Global orders last year fell to 2,197 ships from 2,888 in 2014, according to the Shipbuilders Association of Japan. (Reporting by Tim Kelly; Editing by Chris Gallagher and Himani Sarkar)

Richard Branson’s cruise venture named Virgin Voyages

Richard Branson, accompanied by dancers, makes his entrance during Tuesday’s Virgin Voyages event. Photo Credit: Robert Silk

MIAMI BEACH — The Virgin Group cruise line will sail under the name Virgin Voyages, the company said Tuesday.

“I’ve never fancied going on a cruise ship but I do fancy going on a voyage,” said Virgin Group founder Richard Branson, shortly after making his characteristically flamboyant entrance to the press conference at the Faena Hotel Miami Beach.

The line had been going by the name Virgin Cruises since the venture was announced in the summer of 2015.

Virgin Voyages CEO Tom McAlpin said that the company remains on track to take delivery of the first of three 110,000-gross-ton ships that it has on order from Fincantieri in 2020, with the next two ships to follow in 2021 and 2022.

Fincantieri will begin cutting steel in February, he said, and keel laying will come toward the end of 2017.

Virgin didn’t reveal many details about the vessels, which are each slated to carry 2,700 guests and 1,150 crew members.

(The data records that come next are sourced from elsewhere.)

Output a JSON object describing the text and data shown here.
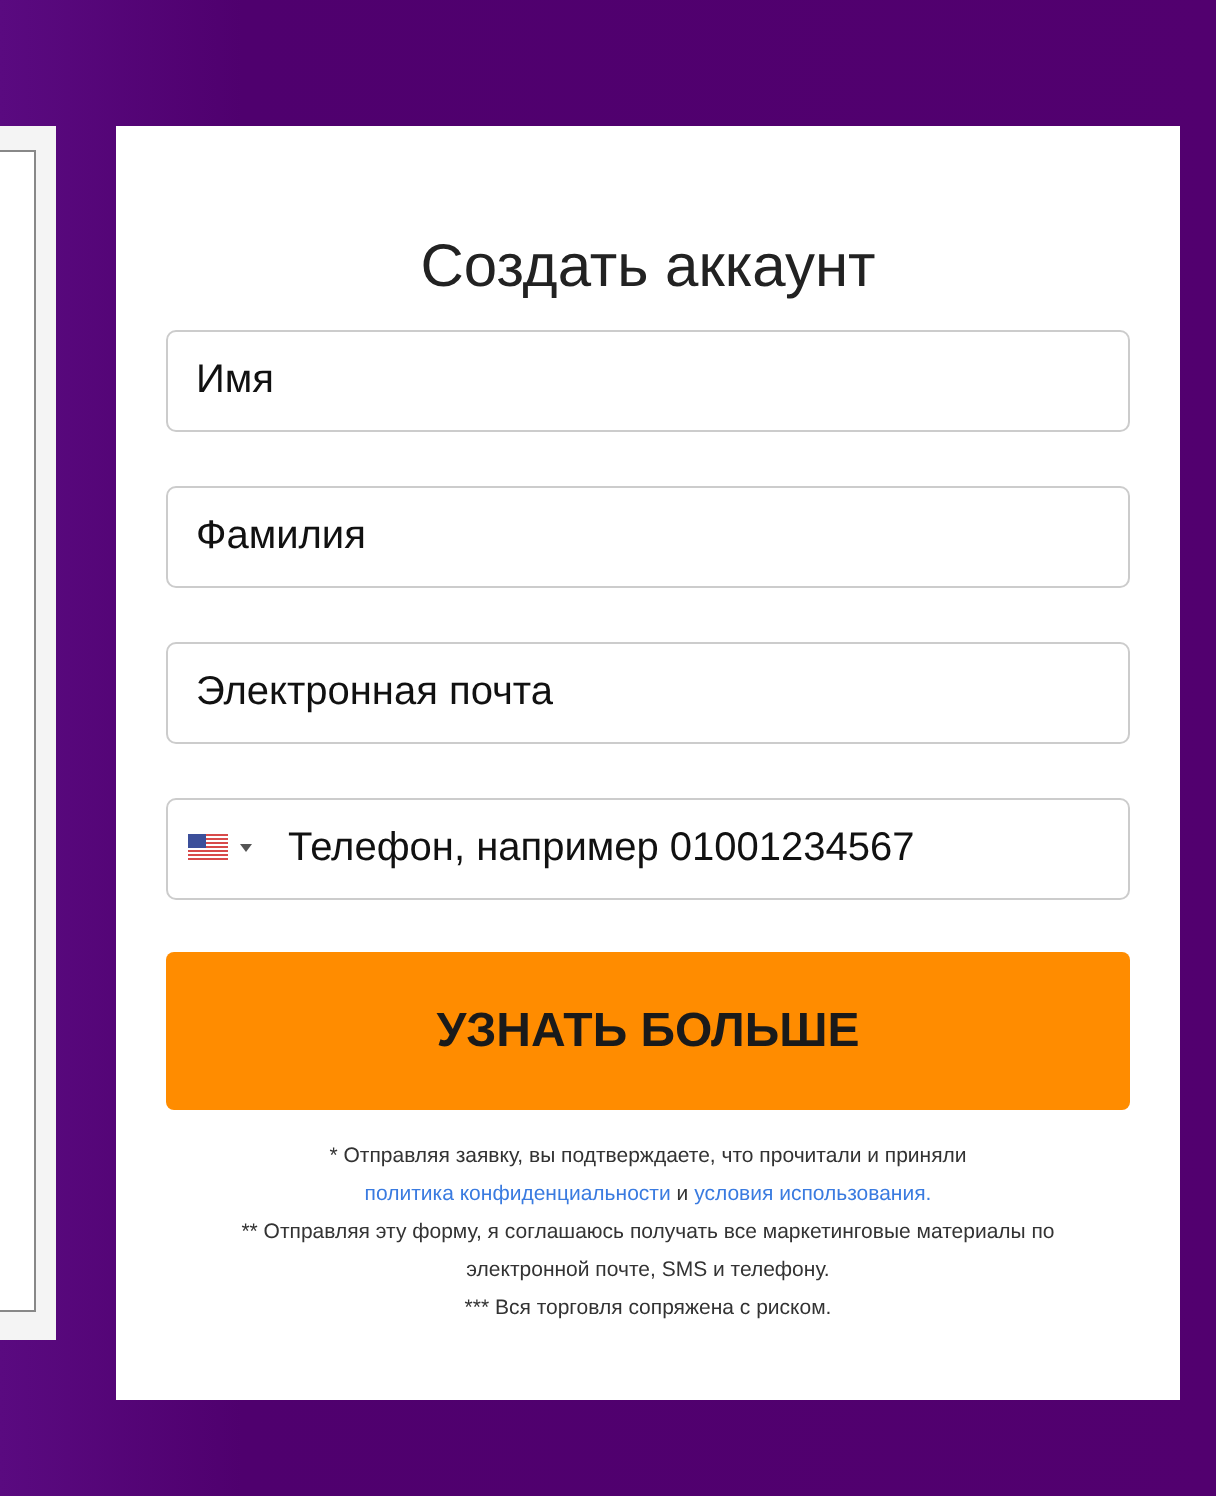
{
  "form": {
    "title": "Создать аккаунт",
    "fields": [
      {
        "kind": "text",
        "placeholder": "Имя"
      },
      {
        "kind": "text",
        "placeholder": "Фамилия"
      },
      {
        "kind": "text",
        "placeholder": "Электронная почта"
      },
      {
        "kind": "phone",
        "placeholder": "Телефон, например 01001234567"
      }
    ],
    "submit": "УЗНАТЬ БОЛЬШЕ",
    "notes": [
      {
        "text": "* Отправляя заявку, вы подтверждаете, что прочитали и приняли",
        "link_1": "политика конфиденциальности",
        "joiner": "и",
        "link_2": "условия использования."
      },
      {
        "text": "** Отправляя эту форму, я соглашаюсь получать все маркетинговые материалы по электронной почте, SMS и телефону."
      },
      {
        "text": "*** Вся торговля сопряжена с риском."
      }
    ]
  }
}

But the company is promising a transformative product that will differentiate the Virgin Voyages experience from other cruise lines.

“It’s incredibly exciting. It’s under lock and key,” Branson said of the design specifics and ship offerings, noting that he didn’t want Virgin’s competitors to learn too much too soon.

One thing McAlpin did reveal is that Virgin Voyages is the first cruise line to enter into a partnership with Climeon, a Swedish green energy solutions company.

Together the companies will install a system on the Virgin vessels that will convert the heat the ships produce into clean energy. Each ship will have six Climeon engine units, which will save an estimated 5,400 tons of carbon dioxide annually per vessel.

“It would take 180,000 trees 30 years to absorb this much CO2,” McAlpin said.

He said that Virgin has all but completed a multibillion-dollar financing deal with lead lending partners CDP and UniCredit, backed by the Italian export agency SACE.

“We just need the final rubber stamp from the Italian government,” McAlpin said.